Galea, Liisa Ann Margaret (Neurosciences, biological and chemical aspects; Neurosciences, medical and physiological and health aspects; Psychology and cognitive sciences; Aging Process; Alzheimer's disease; cognition; depression; Drugs and Pregnancy / Breast Feeding; estrogens; hippocampus; Hormones and Growth Factors; Learning and Memory; Neurogenesis and Gliogenesis; neuroplasticity; Postpartum Depression; Sex differences; women's health)
Goetz, Friedrich (Psychology, social and behavorial aspects; Geographical psychology; Causes and consequences of regional personality differences; Mobility and migration; Wanderlust; Courage; Entrepreneurship; Personality development; open science)
Graf, Peter (Memory (including episodic and semantic memory, and working memory); Human memory; Prospective memory; Affect and cognition)
Hall, David Geoffrey (Lexical and conceptual development, semantic development, language acquisition)
Hamlin, Kiley (Psychology and cognitive sciences; Cognitive development; Moral Judgement and Duty or Obligation Morals; Infant / Child Development; Foundations of Religious, Mystical, Mythical and Moral Thoughts; Infant moral cognition; infant social cognition)
Handy, Todd (aging and cognition, aging and exercise, cognitive neuroscience, attention, migraine, fMRI, Cognitive neuroscience, neuroimaging, attention and its impairment in clinical populations, mind wandering, and real-world human behaviour)
Heine, Steven (Culture and human nature in psychology, culture, how people strive to maintain a sense of meaning in their lives when they encounter anomalies which they are unable to make any sense of, how people understand essences and genetic foundations for human behavior )
Hewitt, Paul (perfectionism, Therapy Perfectionism, personality vulnerability, depression, suicide in adults and children)
Hoppmann, Christiane (Psychology and cognitive sciences; Aging Process; Social Aspects of Aging; stress; Health Promotion; social determinants of health; Health and well-being across the adult lifespan and into old age; individual differences in goals)
Kerns, Connor (assessment and treatment of autism spectrum disorder (ASD); childhood anxiety and stress-related disorders; trauma-related disorders; Autism; Anxiety; Comorbidity)
Kim, Eric (Health psychology; Psychosocial, sociocultural and behavioral determinants of health; Epidemiology (except nutritional and veterinary epidemiology); psychological well-being; Purpose in life / Meaning in life; resilience; Optimism / Hope; Health Psychology; Social Epidemiology; Aging)
Open Research Positions
Sample Thesis Submissions
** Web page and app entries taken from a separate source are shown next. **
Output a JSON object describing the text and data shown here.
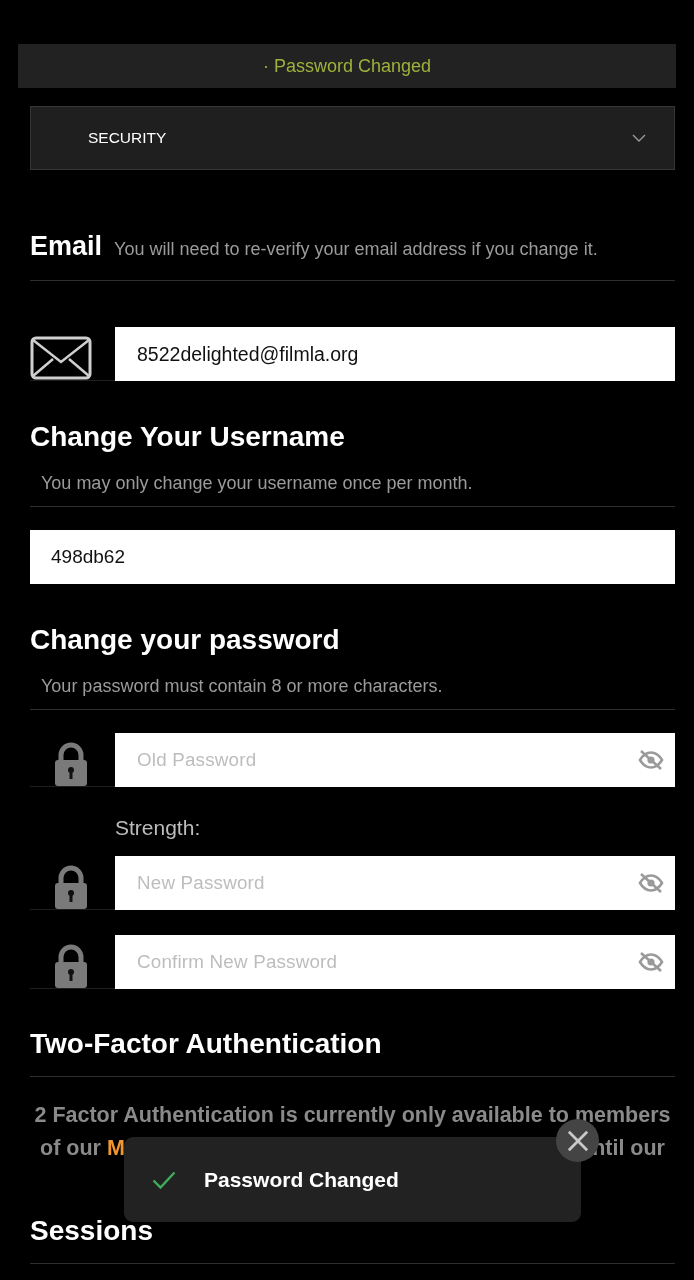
{
  "banner": {
    "text": "· Password Changed"
  },
  "section_select": {
    "value": "SECURITY"
  },
  "email": {
    "title": "Email",
    "hint": "You will need to re-verify your email address if you change it.",
    "value": "8522delighted@filmla.org"
  },
  "username": {
    "title": "Change Your Username",
    "hint": "You may only change your username once per month.",
    "value": "498db62"
  },
  "password": {
    "title": "Change your password",
    "hint": "Your password must contain 8 or more characters.",
    "rows": [
      {
        "kind": "field",
        "placeholder": "Old Password"
      },
      {
        "kind": "label",
        "text": "Strength:"
      },
      {
        "kind": "field",
        "placeholder": "New Password"
      },
      {
        "kind": "field",
        "placeholder": "Confirm New Password"
      }
    ]
  },
  "two_factor": {
    "title": "Two-Factor Authentication",
    "line_1": "2 Factor Authentication is currently only available to members",
    "line_2": {
      "before": "of our",
      "link": "M",
      "after": "ntil our"
    }
  },
  "sessions": {
    "title": "Sessions"
  },
  "toast": {
    "message": "Password Changed"
  }
}
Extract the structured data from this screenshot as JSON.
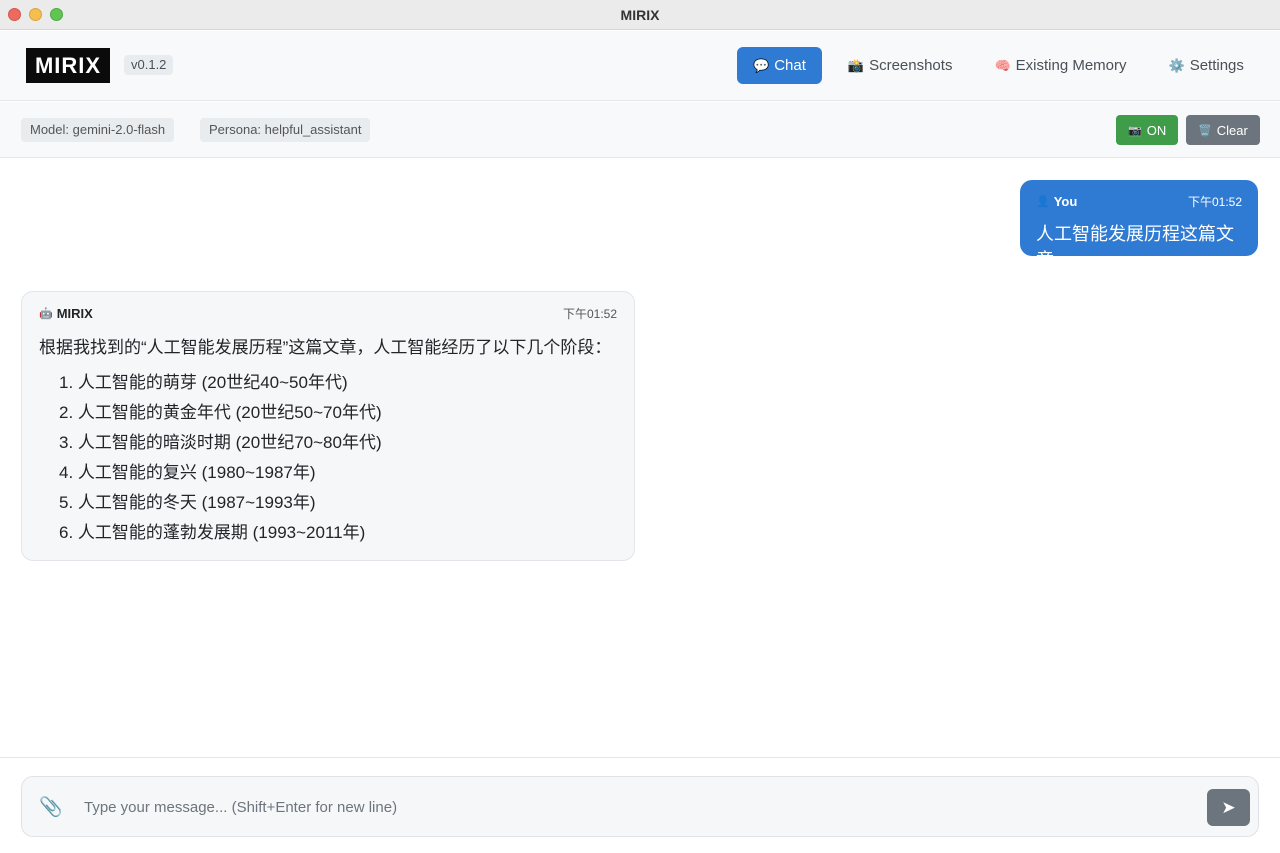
{
  "window": {
    "title": "MIRIX"
  },
  "header": {
    "logo_text": "MIRIX",
    "version": "v0.1.2",
    "tabs": [
      {
        "icon": "💬",
        "icon_name": "speech-bubble-icon",
        "label": "Chat",
        "active": true
      },
      {
        "icon": "📸",
        "icon_name": "camera-icon",
        "label": "Screenshots",
        "active": false
      },
      {
        "icon": "🧠",
        "icon_name": "brain-icon",
        "label": "Existing Memory",
        "active": false
      },
      {
        "icon": "⚙️",
        "icon_name": "gear-icon",
        "label": "Settings",
        "active": false
      }
    ]
  },
  "infobar": {
    "model": "Model: gemini-2.0-flash",
    "persona": "Persona: helpful_assistant",
    "on_button": {
      "icon": "📷",
      "icon_name": "camera-icon",
      "label": "ON"
    },
    "clear_button": {
      "icon": "🗑️",
      "icon_name": "trash-icon",
      "label": "Clear"
    }
  },
  "messages": {
    "user": {
      "icon": "👤",
      "icon_name": "user-icon",
      "sender": "You",
      "time": "下午01:52",
      "text": "人工智能发展历程这篇文章"
    },
    "assistant": {
      "icon": "🤖",
      "icon_name": "robot-icon",
      "sender": "MIRIX",
      "time": "下午01:52",
      "intro": "根据我找到的“人工智能发展历程”这篇文章，人工智能经历了以下几个阶段：",
      "items": [
        "1. 人工智能的萌芽 (20世纪40~50年代)",
        "2. 人工智能的黄金年代 (20世纪50~70年代)",
        "3. 人工智能的暗淡时期 (20世纪70~80年代)",
        "4. 人工智能的复兴 (1980~1987年)",
        "5. 人工智能的冬天 (1987~1993年)",
        "6. 人工智能的蓬勃发展期 (1993~2011年)"
      ]
    }
  },
  "composer": {
    "attach_icon": "📎",
    "attach_icon_name": "paperclip-icon",
    "placeholder": "Type your message... (Shift+Enter for new line)",
    "value": "",
    "send_icon": "➤",
    "send_icon_name": "send-icon"
  },
  "colors": {
    "accent": "#2f7bd4",
    "on_button": "#3f9c48",
    "clear_button": "#6c757d"
  }
}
Psychology covers most major areas of the discipline, including: behavioral neuroscience, clinical psychology, cognitive science, developmental psychology, health psychology, personality and social psychology, and quantitative methods.